2019 was the fifth year of Advent of Code – and I consequently spent December waking up at 6AM and spending a lot of brain cycles solving puzzles to bring back Santa from the other side of the solar system, where he was stranded.
Let me quote myself to describe the whole thing to the people who are not familiar with it. Advent of Code is an advent calendar with puzzles that can mostly be solved by programming: the input is a problem description and a user-specific input (as far as I know, there’s a set of a “few” pre-validated/pre-tested inputs), and you have to compute a number or a short string, and provide that as a result. If you have the correct result, you unlock a star and the second part of the puzzle, which allows to unlock a second star. Over the course of the 25 first days of December, you consequently get to collect 50 stars.

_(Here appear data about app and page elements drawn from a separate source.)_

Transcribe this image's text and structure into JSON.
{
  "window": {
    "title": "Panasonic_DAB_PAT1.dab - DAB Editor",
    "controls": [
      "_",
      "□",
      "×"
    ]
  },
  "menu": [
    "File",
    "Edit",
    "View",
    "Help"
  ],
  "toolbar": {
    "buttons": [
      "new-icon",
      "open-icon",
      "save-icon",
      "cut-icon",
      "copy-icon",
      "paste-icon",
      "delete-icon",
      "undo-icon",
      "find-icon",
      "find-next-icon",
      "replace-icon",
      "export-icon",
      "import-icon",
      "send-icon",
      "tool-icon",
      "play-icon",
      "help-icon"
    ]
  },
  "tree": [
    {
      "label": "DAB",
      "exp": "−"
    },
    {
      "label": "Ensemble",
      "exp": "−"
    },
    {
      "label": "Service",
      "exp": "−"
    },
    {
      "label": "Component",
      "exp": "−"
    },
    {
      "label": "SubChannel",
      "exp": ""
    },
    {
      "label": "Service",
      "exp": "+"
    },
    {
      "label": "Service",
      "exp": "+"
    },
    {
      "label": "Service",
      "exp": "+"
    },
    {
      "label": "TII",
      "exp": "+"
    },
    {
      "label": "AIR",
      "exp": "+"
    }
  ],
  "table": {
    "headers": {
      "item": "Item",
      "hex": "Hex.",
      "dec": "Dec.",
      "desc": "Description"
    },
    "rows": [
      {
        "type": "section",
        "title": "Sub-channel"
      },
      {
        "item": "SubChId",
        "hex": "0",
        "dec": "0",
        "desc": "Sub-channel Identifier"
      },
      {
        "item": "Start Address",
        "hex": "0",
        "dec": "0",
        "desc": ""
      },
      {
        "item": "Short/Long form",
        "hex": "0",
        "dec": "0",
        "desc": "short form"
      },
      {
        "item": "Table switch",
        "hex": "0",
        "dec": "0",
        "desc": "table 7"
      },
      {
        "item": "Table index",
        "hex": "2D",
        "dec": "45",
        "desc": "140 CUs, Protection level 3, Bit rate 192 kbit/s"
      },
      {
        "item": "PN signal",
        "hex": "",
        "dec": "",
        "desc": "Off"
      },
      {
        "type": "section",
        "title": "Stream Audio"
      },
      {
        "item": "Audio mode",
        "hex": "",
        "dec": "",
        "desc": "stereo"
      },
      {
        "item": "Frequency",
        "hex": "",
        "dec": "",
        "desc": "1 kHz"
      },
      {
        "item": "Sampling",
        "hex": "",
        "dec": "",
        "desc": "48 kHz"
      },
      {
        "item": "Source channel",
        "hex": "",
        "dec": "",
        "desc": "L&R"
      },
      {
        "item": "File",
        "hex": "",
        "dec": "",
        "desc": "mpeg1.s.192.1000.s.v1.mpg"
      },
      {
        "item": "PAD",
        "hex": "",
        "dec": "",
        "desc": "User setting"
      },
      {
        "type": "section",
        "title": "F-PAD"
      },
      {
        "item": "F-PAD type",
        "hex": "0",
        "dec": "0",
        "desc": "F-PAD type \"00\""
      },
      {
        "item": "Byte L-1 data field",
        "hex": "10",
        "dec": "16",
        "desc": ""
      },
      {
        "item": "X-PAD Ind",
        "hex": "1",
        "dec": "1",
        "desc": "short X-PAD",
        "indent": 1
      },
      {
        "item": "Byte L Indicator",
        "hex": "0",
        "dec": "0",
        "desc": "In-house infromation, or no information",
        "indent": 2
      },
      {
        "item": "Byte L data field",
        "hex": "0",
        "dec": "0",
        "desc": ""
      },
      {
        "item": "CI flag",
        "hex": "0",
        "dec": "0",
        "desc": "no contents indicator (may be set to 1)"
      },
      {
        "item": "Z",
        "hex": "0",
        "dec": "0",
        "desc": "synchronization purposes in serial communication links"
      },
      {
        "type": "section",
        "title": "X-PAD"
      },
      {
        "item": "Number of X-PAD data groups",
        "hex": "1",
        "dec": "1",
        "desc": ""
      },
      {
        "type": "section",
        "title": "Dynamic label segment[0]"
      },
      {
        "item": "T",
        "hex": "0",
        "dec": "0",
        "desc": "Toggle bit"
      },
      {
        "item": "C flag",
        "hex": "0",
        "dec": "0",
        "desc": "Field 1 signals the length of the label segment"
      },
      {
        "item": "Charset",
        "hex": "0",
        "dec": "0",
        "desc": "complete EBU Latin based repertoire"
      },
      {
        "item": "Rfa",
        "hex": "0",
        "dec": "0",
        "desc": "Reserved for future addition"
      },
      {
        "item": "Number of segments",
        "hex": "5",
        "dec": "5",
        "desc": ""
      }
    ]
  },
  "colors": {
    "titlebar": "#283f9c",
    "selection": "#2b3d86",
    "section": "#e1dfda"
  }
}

When I wrote my Advent of Code 2018 blog post last year, it was December 26th, and I had solved everything – this year it took me until yesterday (so, December 31th) before I got the 50th star. I don’t know if the problems were harder or if I got worse at solving them (maybe a mix of both?), but I still made it before the end of 2019, so I’ll count that as a win 🙂
This year, I worked in Kotlin, a JVM-based language designed by JetBrains, and that I enjoy quite a lot – it is fully compatible with Java, and allows for a much terser syntax, and requires to do things explicitly when it comes to mutability of variables and collections. I like it. My solution repository is on GitHub – beware, here be dragons… and spoilers!
And, like last year, let me give a few impressions of the different puzzles for this year. I WILL spoil the problems and at least hint at their solutions – if you want to start solving the problems with no preconception at all, you may want to stop reading here 🙂Continue reading “Advent of Code 2019”